Waste of Space by Gina Damico is available for checkout from the Mission Viejo Library.
Dare Mighty Things by Heather Kaczynski is a science fiction novel about a competition organized by NASA among the brightest, gifted young adults from across the globe. One of these great minds belongs to seventeen-year-old, Cassandra Gupta. She has been training for a chance like this for her entire life. She is at the top amongst her classmates, but she must compete and be better among the others, who are of her caliber. The winner of the competition will be chosen to join astronauts on a secret mission.
Cassie is determined to be the one to go on that mission. As part of the training, everybody has to go through various physical and mental tests. Through the competition, Cassie discovers things about herself and others around her. When the time comes to chose someone for the mission, NASA picks someone who, in their eyes, will be the most successful.
The plot of the book was what enticed me to pick up this book to read, and I am glad that I picked it. With a great main character, the book kept me reading it till the end. Cassie is head strong and determined, which is the driving force behind the plot of the book. Also, she is able to keep going past her limitations; this is true, especially when she is in life and death situations.
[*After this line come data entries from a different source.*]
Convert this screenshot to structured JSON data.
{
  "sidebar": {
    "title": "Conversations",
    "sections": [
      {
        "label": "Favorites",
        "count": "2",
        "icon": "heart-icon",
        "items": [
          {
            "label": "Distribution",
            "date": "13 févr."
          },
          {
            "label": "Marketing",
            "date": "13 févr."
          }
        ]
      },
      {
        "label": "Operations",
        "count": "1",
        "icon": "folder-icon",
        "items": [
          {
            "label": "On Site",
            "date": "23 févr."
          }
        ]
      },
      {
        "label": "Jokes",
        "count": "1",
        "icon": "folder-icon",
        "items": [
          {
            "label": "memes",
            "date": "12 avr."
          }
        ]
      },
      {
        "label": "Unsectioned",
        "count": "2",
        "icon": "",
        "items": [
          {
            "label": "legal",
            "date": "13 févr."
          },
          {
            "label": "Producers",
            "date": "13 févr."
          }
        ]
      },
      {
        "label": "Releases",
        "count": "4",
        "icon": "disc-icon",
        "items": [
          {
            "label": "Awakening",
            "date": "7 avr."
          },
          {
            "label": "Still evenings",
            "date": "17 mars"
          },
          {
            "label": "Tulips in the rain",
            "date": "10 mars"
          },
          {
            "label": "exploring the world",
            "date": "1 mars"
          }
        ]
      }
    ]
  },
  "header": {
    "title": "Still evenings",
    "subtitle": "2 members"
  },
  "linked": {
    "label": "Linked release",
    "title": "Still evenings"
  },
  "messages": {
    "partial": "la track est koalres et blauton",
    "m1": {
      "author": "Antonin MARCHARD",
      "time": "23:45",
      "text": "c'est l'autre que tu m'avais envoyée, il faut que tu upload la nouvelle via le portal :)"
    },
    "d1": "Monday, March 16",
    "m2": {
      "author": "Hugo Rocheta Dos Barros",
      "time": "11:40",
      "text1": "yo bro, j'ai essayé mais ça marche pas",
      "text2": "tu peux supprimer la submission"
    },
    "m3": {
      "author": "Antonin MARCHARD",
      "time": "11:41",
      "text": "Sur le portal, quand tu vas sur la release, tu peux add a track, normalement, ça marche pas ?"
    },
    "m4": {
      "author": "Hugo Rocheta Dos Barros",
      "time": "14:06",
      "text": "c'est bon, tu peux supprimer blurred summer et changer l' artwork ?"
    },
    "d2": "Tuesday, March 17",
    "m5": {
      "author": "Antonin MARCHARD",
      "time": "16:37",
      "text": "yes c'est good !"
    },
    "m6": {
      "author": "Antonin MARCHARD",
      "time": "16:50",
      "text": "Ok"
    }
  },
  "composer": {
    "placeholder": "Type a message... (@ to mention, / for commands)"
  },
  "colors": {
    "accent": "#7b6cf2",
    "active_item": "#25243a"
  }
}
With a surprising ending, this book will be sure to keep you on the edge of your seat.
Dare Mighty Things by Heather Kaczynski is available for checkout from the Mission Viejo Library.
Graceling by Kristin Cashore is a fantasy novel about Katsa, who has been graced with the ability to kill. In her world, there are some who are graced with supernatural gifts and have different colored eyes. Those with useful gifts, such as Katsa, are brought to their King so he can use it. Unfortunately, Katsa is the niece of the King, and is used to intimidate would-be criminals. Engaging in secret espionage to help hinder his actions, Katsa is constantly working with the other members of the court.
On one of her missions, Katsa encounters Prince Po. Graced himself with an amazing ability to fight, Po goes to Katsa’s court. There, they fight together and maximize each other’s capabilities. Katsa has been trying to solve the case of a man she and other members of the court had rescued from another Kingdom. They did not know who had kidnapped him, but soon discover that this man is Po’s grandfather, who Po had been looking for. Working together, Po and Katsa discover the secrets behind both the kidnapping and their graces.
The plot was intricate, but developed into a great story by the end. Katsa is a strong lead, and the development of her character is seen through the course of the story. Initially, she was reticent, but developed into a strong, self-assured character by the end of the story. Po also developed throughout the story, and was a great second character. The plot was simple, and easy to follow. However, there were some instances where it felt stretched out and a little boring, but there were not too many scenes like that. I would recommend this too whomever is looking for a fantasy read with a strong female character.